Between the (in)formal and the (il)legal : the 'permanent temporariness' of waiting for a house

Master Thesis


Permanent link to this Item
Journal Title
Link to Journal
Journal ISSN
Volume Title

University of Cape Town

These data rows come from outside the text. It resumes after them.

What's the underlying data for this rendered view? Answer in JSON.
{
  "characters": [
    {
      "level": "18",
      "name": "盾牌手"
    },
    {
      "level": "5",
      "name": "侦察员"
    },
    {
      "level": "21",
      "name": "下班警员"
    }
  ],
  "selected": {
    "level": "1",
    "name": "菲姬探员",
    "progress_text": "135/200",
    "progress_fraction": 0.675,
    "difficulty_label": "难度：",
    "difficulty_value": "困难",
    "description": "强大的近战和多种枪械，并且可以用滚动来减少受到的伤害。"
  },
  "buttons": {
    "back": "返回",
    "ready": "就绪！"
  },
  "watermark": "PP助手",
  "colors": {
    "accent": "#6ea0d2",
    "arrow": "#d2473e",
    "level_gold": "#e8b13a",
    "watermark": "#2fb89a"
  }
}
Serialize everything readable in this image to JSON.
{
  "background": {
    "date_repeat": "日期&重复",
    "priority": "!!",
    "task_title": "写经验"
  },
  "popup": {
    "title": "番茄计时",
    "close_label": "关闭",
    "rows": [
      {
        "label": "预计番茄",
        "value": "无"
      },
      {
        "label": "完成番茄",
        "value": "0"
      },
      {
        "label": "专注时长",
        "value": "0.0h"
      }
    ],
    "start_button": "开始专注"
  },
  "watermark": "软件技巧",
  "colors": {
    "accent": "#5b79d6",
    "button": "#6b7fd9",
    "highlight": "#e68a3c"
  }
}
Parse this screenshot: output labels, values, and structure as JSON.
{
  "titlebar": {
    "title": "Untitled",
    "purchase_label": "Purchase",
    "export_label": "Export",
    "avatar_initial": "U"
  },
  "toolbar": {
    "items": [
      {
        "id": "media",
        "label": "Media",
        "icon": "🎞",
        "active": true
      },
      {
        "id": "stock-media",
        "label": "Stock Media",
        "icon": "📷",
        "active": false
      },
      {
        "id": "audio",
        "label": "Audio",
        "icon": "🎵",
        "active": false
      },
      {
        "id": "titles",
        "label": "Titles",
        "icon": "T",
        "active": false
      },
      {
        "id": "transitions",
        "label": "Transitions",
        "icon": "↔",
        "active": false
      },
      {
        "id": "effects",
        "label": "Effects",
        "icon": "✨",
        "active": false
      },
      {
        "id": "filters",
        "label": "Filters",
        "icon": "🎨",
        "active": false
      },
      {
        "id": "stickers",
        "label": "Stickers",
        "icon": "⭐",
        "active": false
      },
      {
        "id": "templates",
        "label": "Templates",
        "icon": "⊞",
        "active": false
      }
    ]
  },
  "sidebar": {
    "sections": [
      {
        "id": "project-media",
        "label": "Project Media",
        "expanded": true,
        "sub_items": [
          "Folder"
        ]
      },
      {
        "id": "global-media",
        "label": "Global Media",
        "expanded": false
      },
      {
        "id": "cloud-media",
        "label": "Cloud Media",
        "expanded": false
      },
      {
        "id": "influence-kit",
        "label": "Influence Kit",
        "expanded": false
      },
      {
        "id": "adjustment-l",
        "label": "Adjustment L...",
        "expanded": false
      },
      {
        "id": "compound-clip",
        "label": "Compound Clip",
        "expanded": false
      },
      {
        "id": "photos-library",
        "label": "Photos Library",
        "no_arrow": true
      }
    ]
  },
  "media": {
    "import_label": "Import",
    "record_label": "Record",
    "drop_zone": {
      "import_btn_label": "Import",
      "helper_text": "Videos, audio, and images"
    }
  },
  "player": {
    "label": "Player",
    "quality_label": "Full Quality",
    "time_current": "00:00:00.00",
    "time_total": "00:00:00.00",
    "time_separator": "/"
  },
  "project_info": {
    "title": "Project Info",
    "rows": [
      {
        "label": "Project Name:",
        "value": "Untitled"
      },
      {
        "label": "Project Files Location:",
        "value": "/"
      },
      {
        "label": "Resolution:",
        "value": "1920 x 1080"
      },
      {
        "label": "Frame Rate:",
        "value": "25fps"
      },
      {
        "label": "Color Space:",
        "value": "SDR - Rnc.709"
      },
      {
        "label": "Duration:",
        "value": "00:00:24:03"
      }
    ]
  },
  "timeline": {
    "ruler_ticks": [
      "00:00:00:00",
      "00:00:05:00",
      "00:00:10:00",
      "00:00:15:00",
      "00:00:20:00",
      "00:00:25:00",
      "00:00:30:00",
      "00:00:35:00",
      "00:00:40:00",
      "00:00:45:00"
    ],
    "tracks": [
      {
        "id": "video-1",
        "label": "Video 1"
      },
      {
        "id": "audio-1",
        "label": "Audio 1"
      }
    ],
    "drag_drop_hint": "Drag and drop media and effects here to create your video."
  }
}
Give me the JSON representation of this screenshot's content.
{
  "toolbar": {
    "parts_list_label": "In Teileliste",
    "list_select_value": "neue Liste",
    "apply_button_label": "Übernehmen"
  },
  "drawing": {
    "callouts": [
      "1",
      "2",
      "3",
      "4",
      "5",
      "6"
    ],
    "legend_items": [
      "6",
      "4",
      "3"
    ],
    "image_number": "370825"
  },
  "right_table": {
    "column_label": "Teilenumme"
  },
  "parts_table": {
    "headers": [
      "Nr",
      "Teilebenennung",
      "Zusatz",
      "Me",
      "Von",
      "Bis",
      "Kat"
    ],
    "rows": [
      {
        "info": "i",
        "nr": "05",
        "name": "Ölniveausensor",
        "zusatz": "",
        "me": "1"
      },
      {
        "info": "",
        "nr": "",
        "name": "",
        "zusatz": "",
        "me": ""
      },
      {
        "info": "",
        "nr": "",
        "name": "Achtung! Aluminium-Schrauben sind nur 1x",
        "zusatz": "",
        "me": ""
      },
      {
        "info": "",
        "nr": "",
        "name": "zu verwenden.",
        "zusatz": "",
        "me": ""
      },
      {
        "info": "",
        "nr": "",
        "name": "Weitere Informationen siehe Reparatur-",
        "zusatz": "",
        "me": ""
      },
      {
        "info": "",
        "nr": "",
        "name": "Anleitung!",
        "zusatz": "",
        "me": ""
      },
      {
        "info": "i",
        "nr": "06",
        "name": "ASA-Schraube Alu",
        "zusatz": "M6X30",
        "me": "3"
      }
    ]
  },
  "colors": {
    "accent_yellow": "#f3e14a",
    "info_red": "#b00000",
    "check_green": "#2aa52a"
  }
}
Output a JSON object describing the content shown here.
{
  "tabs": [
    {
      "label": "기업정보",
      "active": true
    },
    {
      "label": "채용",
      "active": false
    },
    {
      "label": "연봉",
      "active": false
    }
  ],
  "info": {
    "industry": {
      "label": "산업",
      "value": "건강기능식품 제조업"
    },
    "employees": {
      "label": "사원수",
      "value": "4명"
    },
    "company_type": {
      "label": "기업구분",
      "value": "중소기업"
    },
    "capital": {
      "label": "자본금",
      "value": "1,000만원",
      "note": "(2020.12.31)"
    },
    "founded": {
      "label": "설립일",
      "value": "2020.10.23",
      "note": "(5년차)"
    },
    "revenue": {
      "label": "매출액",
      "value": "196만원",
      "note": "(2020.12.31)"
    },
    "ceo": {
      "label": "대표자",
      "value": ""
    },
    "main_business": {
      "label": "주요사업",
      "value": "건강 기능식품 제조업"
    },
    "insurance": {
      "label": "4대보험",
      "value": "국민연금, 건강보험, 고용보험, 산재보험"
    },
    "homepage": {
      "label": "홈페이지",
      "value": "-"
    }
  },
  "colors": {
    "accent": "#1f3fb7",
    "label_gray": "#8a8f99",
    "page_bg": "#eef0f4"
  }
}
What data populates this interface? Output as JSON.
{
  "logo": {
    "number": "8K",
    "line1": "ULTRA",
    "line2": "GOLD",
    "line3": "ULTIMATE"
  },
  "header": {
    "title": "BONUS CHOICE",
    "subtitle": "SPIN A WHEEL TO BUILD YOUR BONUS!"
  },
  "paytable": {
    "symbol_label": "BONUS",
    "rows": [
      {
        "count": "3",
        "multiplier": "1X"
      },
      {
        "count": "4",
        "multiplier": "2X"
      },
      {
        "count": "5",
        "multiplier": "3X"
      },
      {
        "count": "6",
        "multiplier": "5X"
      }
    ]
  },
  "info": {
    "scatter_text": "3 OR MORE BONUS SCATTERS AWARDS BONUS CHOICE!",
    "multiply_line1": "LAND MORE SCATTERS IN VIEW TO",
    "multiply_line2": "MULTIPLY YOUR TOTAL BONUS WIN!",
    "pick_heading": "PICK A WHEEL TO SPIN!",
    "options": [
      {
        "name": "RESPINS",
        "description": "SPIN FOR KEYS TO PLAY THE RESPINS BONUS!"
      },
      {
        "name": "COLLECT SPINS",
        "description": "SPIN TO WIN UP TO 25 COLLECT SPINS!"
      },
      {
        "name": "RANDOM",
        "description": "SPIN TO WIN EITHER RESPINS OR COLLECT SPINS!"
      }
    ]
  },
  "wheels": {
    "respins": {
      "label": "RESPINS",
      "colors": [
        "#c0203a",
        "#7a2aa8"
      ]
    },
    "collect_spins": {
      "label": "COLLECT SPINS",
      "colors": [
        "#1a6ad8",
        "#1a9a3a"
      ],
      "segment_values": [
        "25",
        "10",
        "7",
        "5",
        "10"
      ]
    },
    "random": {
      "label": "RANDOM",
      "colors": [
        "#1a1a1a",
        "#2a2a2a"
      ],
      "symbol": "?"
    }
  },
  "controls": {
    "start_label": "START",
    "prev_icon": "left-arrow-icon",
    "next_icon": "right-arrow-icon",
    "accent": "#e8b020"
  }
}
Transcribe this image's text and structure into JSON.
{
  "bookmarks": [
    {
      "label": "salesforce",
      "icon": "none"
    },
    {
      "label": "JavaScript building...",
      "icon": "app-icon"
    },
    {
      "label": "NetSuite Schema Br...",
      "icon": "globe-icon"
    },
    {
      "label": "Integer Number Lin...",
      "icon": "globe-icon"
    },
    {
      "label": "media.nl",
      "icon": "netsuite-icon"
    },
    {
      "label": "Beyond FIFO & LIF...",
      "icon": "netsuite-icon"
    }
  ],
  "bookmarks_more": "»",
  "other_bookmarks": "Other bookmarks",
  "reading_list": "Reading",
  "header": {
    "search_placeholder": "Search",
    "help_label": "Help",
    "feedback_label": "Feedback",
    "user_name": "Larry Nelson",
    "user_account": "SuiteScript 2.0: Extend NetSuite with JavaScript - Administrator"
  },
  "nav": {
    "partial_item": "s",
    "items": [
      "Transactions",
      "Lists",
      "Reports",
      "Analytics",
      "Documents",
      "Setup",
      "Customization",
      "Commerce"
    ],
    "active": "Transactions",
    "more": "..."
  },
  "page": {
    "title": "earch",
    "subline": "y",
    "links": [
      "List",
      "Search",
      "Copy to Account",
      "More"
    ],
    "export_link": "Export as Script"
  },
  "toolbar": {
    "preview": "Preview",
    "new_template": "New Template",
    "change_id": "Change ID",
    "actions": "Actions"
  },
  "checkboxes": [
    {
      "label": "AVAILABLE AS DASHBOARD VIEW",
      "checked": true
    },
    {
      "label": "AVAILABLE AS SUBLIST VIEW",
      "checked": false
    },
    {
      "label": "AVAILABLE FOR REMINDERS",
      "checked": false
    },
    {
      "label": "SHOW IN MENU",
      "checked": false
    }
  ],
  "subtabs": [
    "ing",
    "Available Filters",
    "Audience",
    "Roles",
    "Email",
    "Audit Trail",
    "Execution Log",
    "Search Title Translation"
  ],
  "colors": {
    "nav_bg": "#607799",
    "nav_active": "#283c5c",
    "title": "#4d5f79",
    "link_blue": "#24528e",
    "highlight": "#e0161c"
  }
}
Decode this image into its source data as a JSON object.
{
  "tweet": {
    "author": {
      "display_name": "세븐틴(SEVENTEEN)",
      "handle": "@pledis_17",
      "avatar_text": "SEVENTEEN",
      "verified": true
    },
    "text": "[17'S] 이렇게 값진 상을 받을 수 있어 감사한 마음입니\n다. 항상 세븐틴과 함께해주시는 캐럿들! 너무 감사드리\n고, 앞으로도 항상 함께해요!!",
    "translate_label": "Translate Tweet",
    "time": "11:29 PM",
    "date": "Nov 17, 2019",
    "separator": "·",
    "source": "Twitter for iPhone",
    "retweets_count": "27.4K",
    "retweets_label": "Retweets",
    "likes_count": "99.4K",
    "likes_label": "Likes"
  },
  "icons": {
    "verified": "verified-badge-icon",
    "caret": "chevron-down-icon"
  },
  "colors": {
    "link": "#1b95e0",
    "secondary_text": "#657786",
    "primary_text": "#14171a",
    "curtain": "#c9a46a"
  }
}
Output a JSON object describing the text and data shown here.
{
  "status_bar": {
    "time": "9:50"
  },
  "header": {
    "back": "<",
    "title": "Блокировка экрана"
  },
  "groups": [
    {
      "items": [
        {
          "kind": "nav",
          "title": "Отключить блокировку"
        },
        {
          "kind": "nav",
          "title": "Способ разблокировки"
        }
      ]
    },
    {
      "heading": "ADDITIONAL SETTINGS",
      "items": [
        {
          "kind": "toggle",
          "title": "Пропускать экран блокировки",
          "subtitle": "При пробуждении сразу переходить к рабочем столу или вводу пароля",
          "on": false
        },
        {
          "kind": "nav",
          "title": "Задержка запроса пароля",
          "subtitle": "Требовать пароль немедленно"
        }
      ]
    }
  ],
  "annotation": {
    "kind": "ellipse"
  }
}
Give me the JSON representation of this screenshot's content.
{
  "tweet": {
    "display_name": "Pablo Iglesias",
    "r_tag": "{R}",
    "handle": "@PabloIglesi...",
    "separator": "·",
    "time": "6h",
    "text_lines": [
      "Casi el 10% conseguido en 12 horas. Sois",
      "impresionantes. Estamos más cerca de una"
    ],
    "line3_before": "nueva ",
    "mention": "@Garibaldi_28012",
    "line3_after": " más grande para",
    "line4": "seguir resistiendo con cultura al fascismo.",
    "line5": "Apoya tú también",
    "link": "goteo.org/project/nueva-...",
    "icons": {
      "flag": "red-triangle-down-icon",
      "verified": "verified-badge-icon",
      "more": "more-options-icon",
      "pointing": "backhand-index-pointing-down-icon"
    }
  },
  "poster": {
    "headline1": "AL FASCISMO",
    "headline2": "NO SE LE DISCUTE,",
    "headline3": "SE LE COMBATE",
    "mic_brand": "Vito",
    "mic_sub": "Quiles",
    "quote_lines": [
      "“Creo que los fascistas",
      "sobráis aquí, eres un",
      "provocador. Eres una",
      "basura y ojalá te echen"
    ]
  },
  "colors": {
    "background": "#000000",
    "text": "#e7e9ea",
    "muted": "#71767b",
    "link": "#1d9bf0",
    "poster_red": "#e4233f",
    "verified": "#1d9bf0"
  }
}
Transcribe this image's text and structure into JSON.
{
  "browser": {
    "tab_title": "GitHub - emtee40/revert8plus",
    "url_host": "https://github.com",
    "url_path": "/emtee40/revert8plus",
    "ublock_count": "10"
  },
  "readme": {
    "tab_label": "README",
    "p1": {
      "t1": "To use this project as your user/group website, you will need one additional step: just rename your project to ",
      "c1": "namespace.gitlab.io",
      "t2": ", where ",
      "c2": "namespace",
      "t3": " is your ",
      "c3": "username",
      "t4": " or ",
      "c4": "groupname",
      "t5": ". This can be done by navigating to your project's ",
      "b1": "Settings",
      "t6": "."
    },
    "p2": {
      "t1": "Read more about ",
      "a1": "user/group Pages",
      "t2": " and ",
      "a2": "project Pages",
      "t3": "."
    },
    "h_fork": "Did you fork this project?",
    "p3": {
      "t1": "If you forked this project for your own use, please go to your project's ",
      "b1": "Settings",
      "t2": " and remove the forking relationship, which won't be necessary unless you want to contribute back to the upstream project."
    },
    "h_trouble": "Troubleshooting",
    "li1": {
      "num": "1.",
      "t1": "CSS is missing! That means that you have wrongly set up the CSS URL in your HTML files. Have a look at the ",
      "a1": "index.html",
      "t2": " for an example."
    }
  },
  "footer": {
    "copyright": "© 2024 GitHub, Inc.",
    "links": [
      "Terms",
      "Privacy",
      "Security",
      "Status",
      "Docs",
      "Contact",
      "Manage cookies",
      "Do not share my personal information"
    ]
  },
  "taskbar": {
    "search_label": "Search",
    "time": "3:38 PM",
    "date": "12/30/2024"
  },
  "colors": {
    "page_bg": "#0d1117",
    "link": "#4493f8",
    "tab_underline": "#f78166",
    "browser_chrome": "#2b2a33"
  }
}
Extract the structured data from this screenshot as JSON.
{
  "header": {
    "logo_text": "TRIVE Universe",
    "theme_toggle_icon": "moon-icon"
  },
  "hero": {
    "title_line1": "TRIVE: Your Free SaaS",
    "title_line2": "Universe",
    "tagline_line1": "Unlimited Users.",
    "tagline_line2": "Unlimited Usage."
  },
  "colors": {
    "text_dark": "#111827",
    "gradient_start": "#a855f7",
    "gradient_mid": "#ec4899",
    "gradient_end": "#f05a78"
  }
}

In Cape Town, 400 000 households are waiting for housing from the state. This thesis explores the everyday lived realities that waiting for housing entails: what waiting means to housing applicants, what living in temporary accommodation solutions for the long-term entails, and how these effects of waiting shape citizens' perceptions and encounters with the state. This research, conducted through open-ended, qualitative interviews provides a detailed and in-depth understanding of not only the everyday material and social experiences of waiting for housing and life in temporary accommodation, but also the types of encounters that citizens have with the state in relation to housing given the circumstances in which they wait. These narratives of waiting provide a detailed and nuanced understanding of the 'permanent temporariness' (Yiftachel, 2009a; 2009b) that waiting entails given the often difficult circumstances in which people live while waiting for housing, in overcrowded council houses, backyard shacks and informal settlements. Situated in the 'gray spaces' (Yiftachel, 2009a; 2009b) that exist between legal and illegal and formal and informal, housing applicants live in a state of 'betweenness' (Perramond, 2001) materially, socially, emotionally and politically. This 'betweenness', the core of the relationship between citizens and the state, produces a particular encounter with the state in relation to housing. This 'gray' encounter encompasses the varied ways housing applicants choose to interact with, and against, the state to access housing.

Includes bibliographical references.